27-Aug-2005 -- It has been more than three years since my last South Korean confluence visit. I had completed visiting all 10 of the ground confluences here, so I had considered the mission largely complete. But about a year later the country page would list 13 additional water confluences that were classified as 'in the view of the land' and thus added to the primary confluences. Since then there were two foreigner-led attempts to visit these water confluences (one near Mokpo and one near Incheon), all without success.
While recreating my website I remembered these forgotten visits I made, added the link to confluence.org, and vowed to pick up where I left off. I had two points in mind: 37N 126E, and this one - 35N 129E. The 37N 126E one is one of the confluences that are relatively near Seoul and I was originally planning to go there first. However, I was going down to Ulsan to visit my family over the weekend and this brought me fairly close to 35N 129E which is right off the coast of Busan, the city just south of Ulsan. So I made change of plans and decided to try my luck at this one instead.
Okay, I'll ramble about the details of the trip itself in the blog, and fast forward to the actual confluence. In a nutshell, the first successful visit to a water confluence on South Korea has been made.
The transport vessel
altered the course slightly to place itself right over the confluence and stopped there.
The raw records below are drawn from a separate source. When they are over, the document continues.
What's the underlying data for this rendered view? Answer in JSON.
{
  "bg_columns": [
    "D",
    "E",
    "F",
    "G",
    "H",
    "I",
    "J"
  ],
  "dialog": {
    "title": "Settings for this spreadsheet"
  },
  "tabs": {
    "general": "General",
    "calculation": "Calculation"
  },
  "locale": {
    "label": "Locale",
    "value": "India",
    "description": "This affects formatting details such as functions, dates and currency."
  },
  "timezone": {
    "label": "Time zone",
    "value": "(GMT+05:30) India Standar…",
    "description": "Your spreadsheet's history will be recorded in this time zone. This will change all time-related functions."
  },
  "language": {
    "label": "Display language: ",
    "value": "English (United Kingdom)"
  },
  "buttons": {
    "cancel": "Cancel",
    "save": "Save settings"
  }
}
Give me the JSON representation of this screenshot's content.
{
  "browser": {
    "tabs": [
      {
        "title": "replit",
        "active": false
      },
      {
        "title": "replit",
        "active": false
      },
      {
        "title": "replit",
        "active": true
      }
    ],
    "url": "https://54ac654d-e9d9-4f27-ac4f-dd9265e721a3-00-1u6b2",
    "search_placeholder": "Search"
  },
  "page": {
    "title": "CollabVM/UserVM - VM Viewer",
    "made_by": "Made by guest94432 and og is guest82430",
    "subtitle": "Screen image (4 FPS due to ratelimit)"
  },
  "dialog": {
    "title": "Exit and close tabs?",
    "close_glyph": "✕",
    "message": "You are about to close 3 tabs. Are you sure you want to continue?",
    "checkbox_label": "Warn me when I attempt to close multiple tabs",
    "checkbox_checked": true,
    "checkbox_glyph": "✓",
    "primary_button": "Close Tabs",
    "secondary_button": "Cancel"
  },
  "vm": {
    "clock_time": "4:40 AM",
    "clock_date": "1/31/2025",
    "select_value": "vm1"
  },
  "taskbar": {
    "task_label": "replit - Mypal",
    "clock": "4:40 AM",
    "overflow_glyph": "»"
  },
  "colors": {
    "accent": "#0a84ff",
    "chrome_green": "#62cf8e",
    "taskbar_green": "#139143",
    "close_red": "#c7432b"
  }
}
The ship's GPS system told us that we were properly over the confluence so I went out to the deck to take the pictures. Looking over to the north we could see the Dadaepo area of Busan, which is famous for the beach (closed for the season last week). I took a closeup and could see the dense apartment complexes which were built last decade as a part of the municipal development project.
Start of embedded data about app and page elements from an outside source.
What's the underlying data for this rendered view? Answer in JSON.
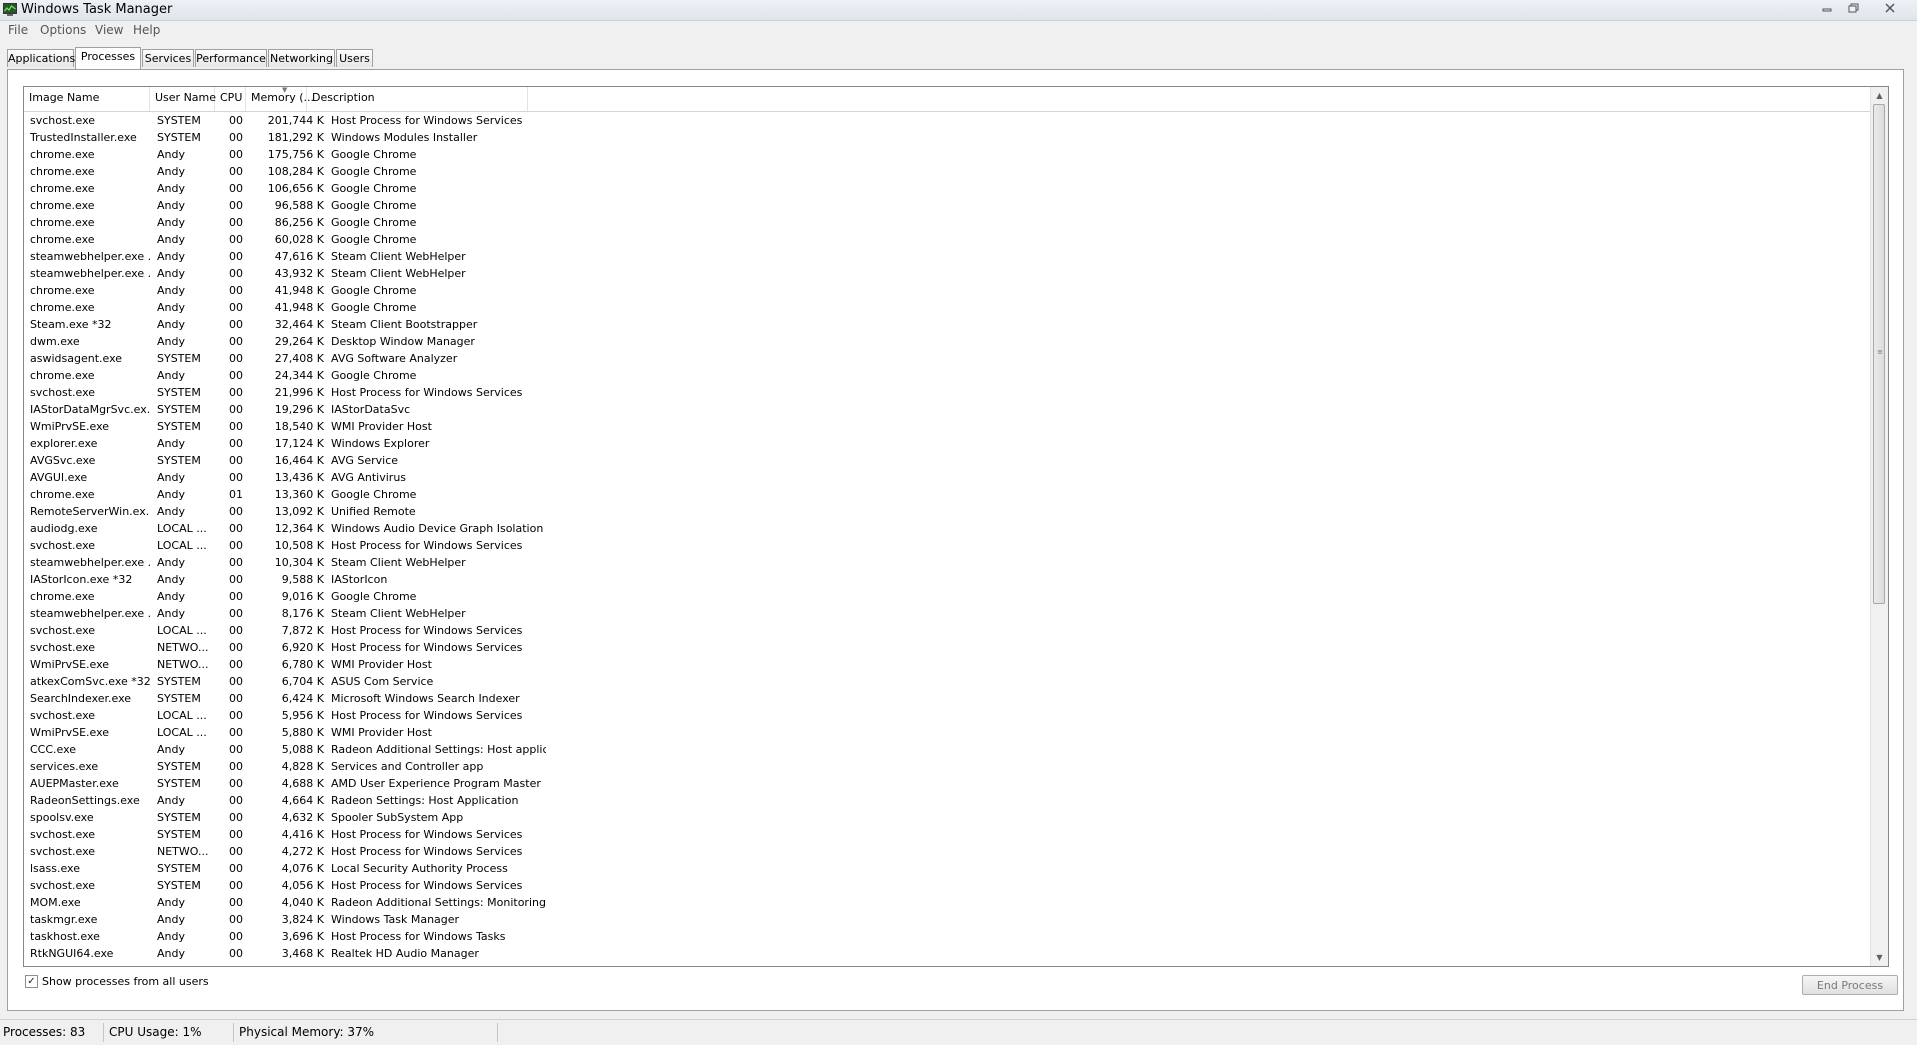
{
  "window": {
    "title": "Windows Task Manager"
  },
  "menu": [
    "File",
    "Options",
    "View",
    "Help"
  ],
  "tabs": [
    "Applications",
    "Processes",
    "Services",
    "Performance",
    "Networking",
    "Users"
  ],
  "active_tab": "Processes",
  "columns": [
    "Image Name",
    "User Name",
    "CPU",
    "Memory (...",
    "Description"
  ],
  "processes": [
    [
      "svchost.exe",
      "SYSTEM",
      "00",
      "201,744 K",
      "Host Process for Windows Services"
    ],
    [
      "TrustedInstaller.exe",
      "SYSTEM",
      "00",
      "181,292 K",
      "Windows Modules Installer"
    ],
    [
      "chrome.exe",
      "Andy",
      "00",
      "175,756 K",
      "Google Chrome"
    ],
    [
      "chrome.exe",
      "Andy",
      "00",
      "108,284 K",
      "Google Chrome"
    ],
    [
      "chrome.exe",
      "Andy",
      "00",
      "106,656 K",
      "Google Chrome"
    ],
    [
      "chrome.exe",
      "Andy",
      "00",
      "96,588 K",
      "Google Chrome"
    ],
    [
      "chrome.exe",
      "Andy",
      "00",
      "86,256 K",
      "Google Chrome"
    ],
    [
      "chrome.exe",
      "Andy",
      "00",
      "60,028 K",
      "Google Chrome"
    ],
    [
      "steamwebhelper.exe ...",
      "Andy",
      "00",
      "47,616 K",
      "Steam Client WebHelper"
    ],
    [
      "steamwebhelper.exe ...",
      "Andy",
      "00",
      "43,932 K",
      "Steam Client WebHelper"
    ],
    [
      "chrome.exe",
      "Andy",
      "00",
      "41,948 K",
      "Google Chrome"
    ],
    [
      "chrome.exe",
      "Andy",
      "00",
      "41,948 K",
      "Google Chrome"
    ],
    [
      "Steam.exe *32",
      "Andy",
      "00",
      "32,464 K",
      "Steam Client Bootstrapper"
    ],
    [
      "dwm.exe",
      "Andy",
      "00",
      "29,264 K",
      "Desktop Window Manager"
    ],
    [
      "aswidsagent.exe",
      "SYSTEM",
      "00",
      "27,408 K",
      "AVG Software Analyzer"
    ],
    [
      "chrome.exe",
      "Andy",
      "00",
      "24,344 K",
      "Google Chrome"
    ],
    [
      "svchost.exe",
      "SYSTEM",
      "00",
      "21,996 K",
      "Host Process for Windows Services"
    ],
    [
      "IAStorDataMgrSvc.ex...",
      "SYSTEM",
      "00",
      "19,296 K",
      "IAStorDataSvc"
    ],
    [
      "WmiPrvSE.exe",
      "SYSTEM",
      "00",
      "18,540 K",
      "WMI Provider Host"
    ],
    [
      "explorer.exe",
      "Andy",
      "00",
      "17,124 K",
      "Windows Explorer"
    ],
    [
      "AVGSvc.exe",
      "SYSTEM",
      "00",
      "16,464 K",
      "AVG Service"
    ],
    [
      "AVGUI.exe",
      "Andy",
      "00",
      "13,436 K",
      "AVG Antivirus"
    ],
    [
      "chrome.exe",
      "Andy",
      "01",
      "13,360 K",
      "Google Chrome"
    ],
    [
      "RemoteServerWin.ex...",
      "Andy",
      "00",
      "13,092 K",
      "Unified Remote"
    ],
    [
      "audiodg.exe",
      "LOCAL ...",
      "00",
      "12,364 K",
      "Windows Audio Device Graph Isolation"
    ],
    [
      "svchost.exe",
      "LOCAL ...",
      "00",
      "10,508 K",
      "Host Process for Windows Services"
    ],
    [
      "steamwebhelper.exe ...",
      "Andy",
      "00",
      "10,304 K",
      "Steam Client WebHelper"
    ],
    [
      "IAStorIcon.exe *32",
      "Andy",
      "00",
      "9,588 K",
      "IAStorIcon"
    ],
    [
      "chrome.exe",
      "Andy",
      "00",
      "9,016 K",
      "Google Chrome"
    ],
    [
      "steamwebhelper.exe ...",
      "Andy",
      "00",
      "8,176 K",
      "Steam Client WebHelper"
    ],
    [
      "svchost.exe",
      "LOCAL ...",
      "00",
      "7,872 K",
      "Host Process for Windows Services"
    ],
    [
      "svchost.exe",
      "NETWO...",
      "00",
      "6,920 K",
      "Host Process for Windows Services"
    ],
    [
      "WmiPrvSE.exe",
      "NETWO...",
      "00",
      "6,780 K",
      "WMI Provider Host"
    ],
    [
      "atkexComSvc.exe *32",
      "SYSTEM",
      "00",
      "6,704 K",
      "ASUS Com Service"
    ],
    [
      "SearchIndexer.exe",
      "SYSTEM",
      "00",
      "6,424 K",
      "Microsoft Windows Search Indexer"
    ],
    [
      "svchost.exe",
      "LOCAL ...",
      "00",
      "5,956 K",
      "Host Process for Windows Services"
    ],
    [
      "WmiPrvSE.exe",
      "LOCAL ...",
      "00",
      "5,880 K",
      "WMI Provider Host"
    ],
    [
      "CCC.exe",
      "Andy",
      "00",
      "5,088 K",
      "Radeon Additional Settings: Host applica..."
    ],
    [
      "services.exe",
      "SYSTEM",
      "00",
      "4,828 K",
      "Services and Controller app"
    ],
    [
      "AUEPMaster.exe",
      "SYSTEM",
      "00",
      "4,688 K",
      "AMD User Experience Program Master"
    ],
    [
      "RadeonSettings.exe",
      "Andy",
      "00",
      "4,664 K",
      "Radeon Settings: Host Application"
    ],
    [
      "spoolsv.exe",
      "SYSTEM",
      "00",
      "4,632 K",
      "Spooler SubSystem App"
    ],
    [
      "svchost.exe",
      "SYSTEM",
      "00",
      "4,416 K",
      "Host Process for Windows Services"
    ],
    [
      "svchost.exe",
      "NETWO...",
      "00",
      "4,272 K",
      "Host Process for Windows Services"
    ],
    [
      "lsass.exe",
      "SYSTEM",
      "00",
      "4,076 K",
      "Local Security Authority Process"
    ],
    [
      "svchost.exe",
      "SYSTEM",
      "00",
      "4,056 K",
      "Host Process for Windows Services"
    ],
    [
      "MOM.exe",
      "Andy",
      "00",
      "4,040 K",
      "Radeon Additional Settings: Monitoring p..."
    ],
    [
      "taskmgr.exe",
      "Andy",
      "00",
      "3,824 K",
      "Windows Task Manager"
    ],
    [
      "taskhost.exe",
      "Andy",
      "00",
      "3,696 K",
      "Host Process for Windows Tasks"
    ],
    [
      "RtkNGUI64.exe",
      "Andy",
      "00",
      "3,468 K",
      "Realtek HD Audio Manager"
    ]
  ],
  "show_all_label": "Show processes from all users",
  "show_all_checked": true,
  "end_process_label": "End Process",
  "status": {
    "processes": "Processes: 83",
    "cpu": "CPU Usage: 1%",
    "memory": "Physical Memory: 37%"
  }
}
To the south, an isle called Namuseom (or Mokdo, if you prefer to call it in Chinese letter form) was readily visible. This was one of the intended destinations of the boat and was about a kilometer away. It's one of the favourite spots for fishermen. There was no land visible to either east or west of the confluence.
I have to thank at least two people for the success. Young-Man Chung, my dad, who made this degree confluence visit as a family trip and brought the whole family to Busan. Also, Hae-Yun Choi, the captain of the transport vessel Daeheung, who went through the trouble of altering the regular course of the ship, which transports fishermen in and out of the nearby isles, just so we could visit the degree confluence.